Task details. Please repeat the entries below exactly as written, leaving out any images.

****************************************

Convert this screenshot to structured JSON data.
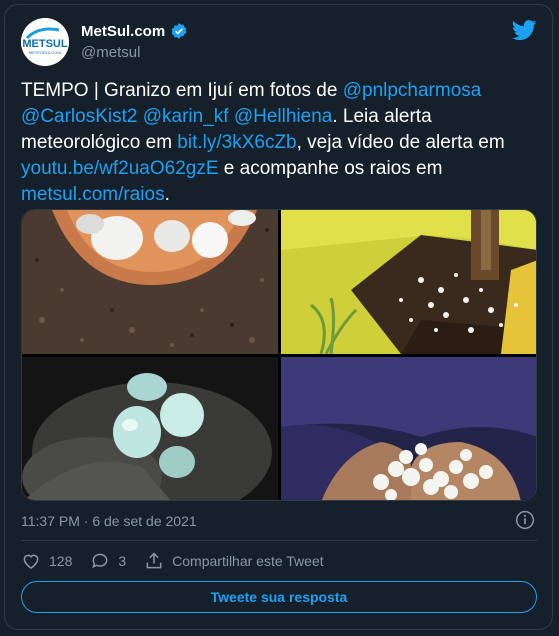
{
  "account": {
    "display_name": "MetSul.com",
    "handle": "@metsul",
    "avatar_text": "METSUL",
    "avatar_subtext": "METEOROLOGIA"
  },
  "tweet": {
    "text_1": "TEMPO | Granizo em Ijuí em fotos de ",
    "mention_1": "@pnlpcharmosa",
    "mention_2": "@CarlosKist2",
    "mention_3": "@karin_kf",
    "mention_4": "@Hellhiena",
    "text_2": ". Leia alerta meteorológico em ",
    "link_1": "bit.ly/3kX6cZb",
    "text_3": ", veja vídeo de alerta em ",
    "link_2": "youtu.be/wf2uaO62gzE",
    "text_4": " e acompanhe os raios em ",
    "link_3": "metsul.com/raios",
    "text_5": "."
  },
  "timestamp": "11:37 PM · 6 de set de 2021",
  "actions": {
    "likes": "128",
    "replies": "3",
    "share_label": "Compartilhar este Tweet"
  },
  "reply_button_label": "Tweete sua resposta",
  "colors": {
    "background": "#15202b",
    "accent": "#1da1f2",
    "secondary_text": "#8899a6",
    "border": "#2f3b47"
  }
}
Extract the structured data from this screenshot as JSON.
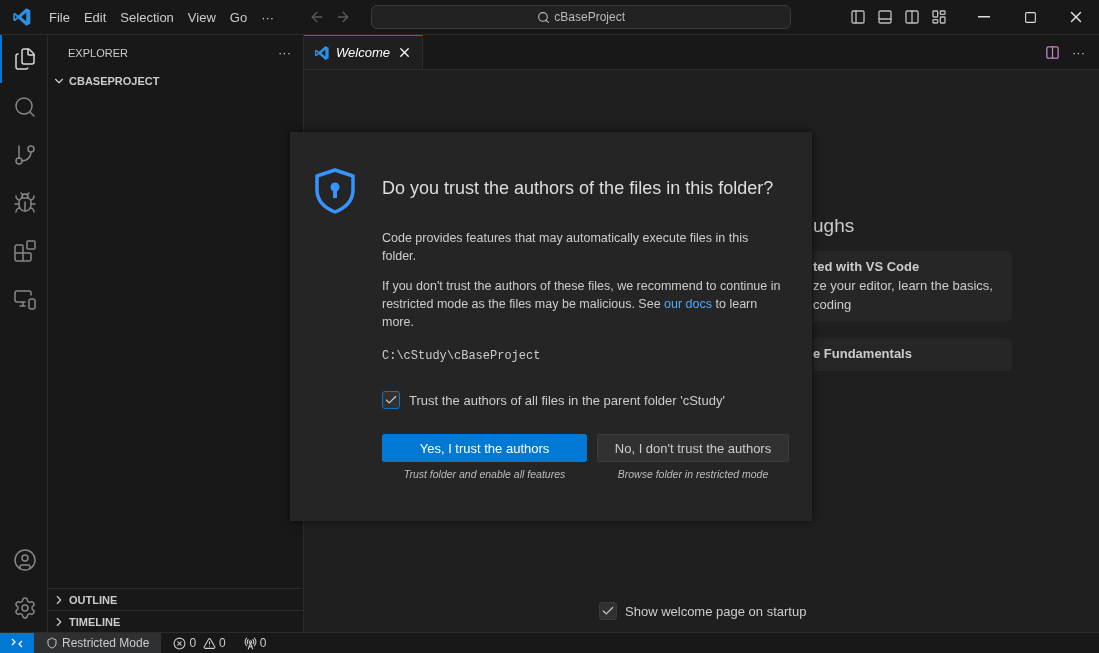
{
  "menu": [
    "File",
    "Edit",
    "Selection",
    "View",
    "Go",
    "···"
  ],
  "command_center": {
    "label": "cBaseProject"
  },
  "activity_bar": [
    {
      "kind": "files",
      "selected": true
    },
    {
      "kind": "search",
      "selected": false
    },
    {
      "kind": "source",
      "selected": false
    },
    {
      "kind": "debug",
      "selected": false
    },
    {
      "kind": "extensions",
      "selected": false
    },
    {
      "kind": "remote",
      "selected": false
    }
  ],
  "sidebar": {
    "title": "EXPLORER",
    "more": "···",
    "sections": [
      {
        "label": "CBASEPROJECT",
        "expanded": true
      },
      {
        "label": "OUTLINE",
        "expanded": false
      },
      {
        "label": "TIMELINE",
        "expanded": false
      }
    ]
  },
  "tabs": [
    {
      "label": "Welcome",
      "selected": true
    }
  ],
  "editor_more": "···",
  "welcome": {
    "heading": "ughs",
    "cards": [
      {
        "title": "ted with VS Code",
        "lines": [
          "ze your editor, learn the basics,",
          "coding"
        ]
      },
      {
        "title": "e Fundamentals"
      }
    ],
    "startup": {
      "label": "Show welcome page on startup",
      "checked": true
    }
  },
  "dialog": {
    "title": "Do you trust the authors of the files in this folder?",
    "intro": "Code provides features that may automatically execute files in this folder.",
    "warning_before": "If you don't trust the authors of these files, we recommend to continue in restricted mode as the files may be malicious. See ",
    "link": "our docs",
    "warning_after": " to learn more.",
    "path": "C:\\cStudy\\cBaseProject",
    "parent_trust": {
      "label": "Trust the authors of all files in the parent folder 'cStudy'",
      "checked": true
    },
    "buttons": [
      {
        "kind": "primary",
        "label": "Yes, I trust the authors",
        "caption": "Trust folder and enable all features"
      },
      {
        "kind": "secondary",
        "label": "No, I don't trust the authors",
        "caption": "Browse folder in restricted mode"
      }
    ]
  },
  "status_bar": {
    "mode": "Restricted Mode",
    "errors": "0",
    "warnings": "0",
    "ports": "0"
  }
}
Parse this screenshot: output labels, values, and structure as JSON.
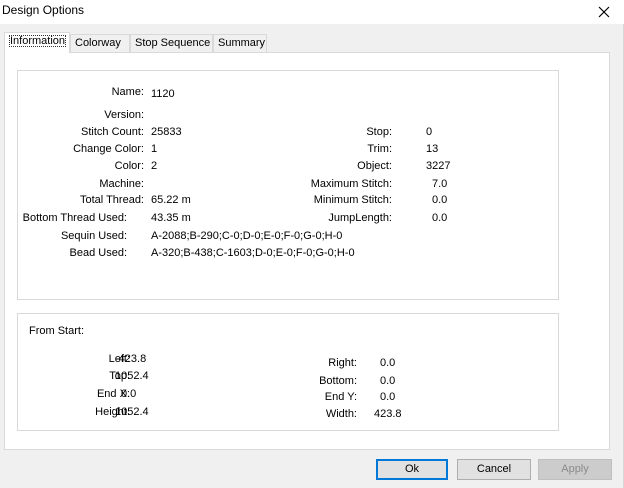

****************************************

Solution.
Convert this screenshot to structured JSON data.
{
  "account": {
    "display_name": "MetSul.com",
    "handle": "@metsul",
    "avatar_text": "METSUL",
    "avatar_subtext": "METEOROLOGIA"
  },
  "tweet": {
    "text_1": "TEMPO | Granizo em Ijuí em fotos de ",
    "mention_1": "@pnlpcharmosa",
    "mention_2": "@CarlosKist2",
    "mention_3": "@karin_kf",
    "mention_4": "@Hellhiena",
    "text_2": ". Leia alerta meteorológico em ",
    "link_1": "bit.ly/3kX6cZb",
    "text_3": ", veja vídeo de alerta em ",
    "link_2": "youtu.be/wf2uaO62gzE",
    "text_4": " e acompanhe os raios em ",
    "link_3": "metsul.com/raios",
    "text_5": "."
  },
  "timestamp": "11:37 PM · 6 de set de 2021",
  "actions": {
    "likes": "128",
    "replies": "3",
    "share_label": "Compartilhar este Tweet"
  },
  "reply_button_label": "Tweete sua resposta",
  "colors": {
    "background": "#15202b",
    "accent": "#1da1f2",
    "secondary_text": "#8899a6",
    "border": "#2f3b47"
  }
}
Extract the structured data from this screenshot as JSON.
{
  "menu": [
    "File",
    "Edit",
    "Selection",
    "View",
    "Go",
    "···"
  ],
  "command_center": {
    "label": "cBaseProject"
  },
  "activity_bar": [
    {
      "kind": "files",
      "selected": true
    },
    {
      "kind": "search",
      "selected": false
    },
    {
      "kind": "source",
      "selected": false
    },
    {
      "kind": "debug",
      "selected": false
    },
    {
      "kind": "extensions",
      "selected": false
    },
    {
      "kind": "remote",
      "selected": false
    }
  ],
  "sidebar": {
    "title": "EXPLORER",
    "more": "···",
    "sections": [
      {
        "label": "CBASEPROJECT",
        "expanded": true
      },
      {
        "label": "OUTLINE",
        "expanded": false
      },
      {
        "label": "TIMELINE",
        "expanded": false
      }
    ]
  },
  "tabs": [
    {
      "label": "Welcome",
      "selected": true
    }
  ],
  "editor_more": "···",
  "welcome": {
    "heading": "ughs",
    "cards": [
      {
        "title": "ted with VS Code",
        "lines": [
          "ze your editor, learn the basics,",
          "coding"
        ]
      },
      {
        "title": "e Fundamentals"
      }
    ],
    "startup": {
      "label": "Show welcome page on startup",
      "checked": true
    }
  },
  "dialog": {
    "title": "Do you trust the authors of the files in this folder?",
    "intro": "Code provides features that may automatically execute files in this folder.",
    "warning_before": "If you don't trust the authors of these files, we recommend to continue in restricted mode as the files may be malicious. See ",
    "link": "our docs",
    "warning_after": " to learn more.",
    "path": "C:\\cStudy\\cBaseProject",
    "parent_trust": {
      "label": "Trust the authors of all files in the parent folder 'cStudy'",
      "checked": true
    },
    "buttons": [
      {
        "kind": "primary",
        "label": "Yes, I trust the authors",
        "caption": "Trust folder and enable all features"
      },
      {
        "kind": "secondary",
        "label": "No, I don't trust the authors",
        "caption": "Browse folder in restricted mode"
      }
    ]
  },
  "status_bar": {
    "mode": "Restricted Mode",
    "errors": "0",
    "warnings": "0",
    "ports": "0"
  }
}
Parse this screenshot: output labels, values, and structure as JSON.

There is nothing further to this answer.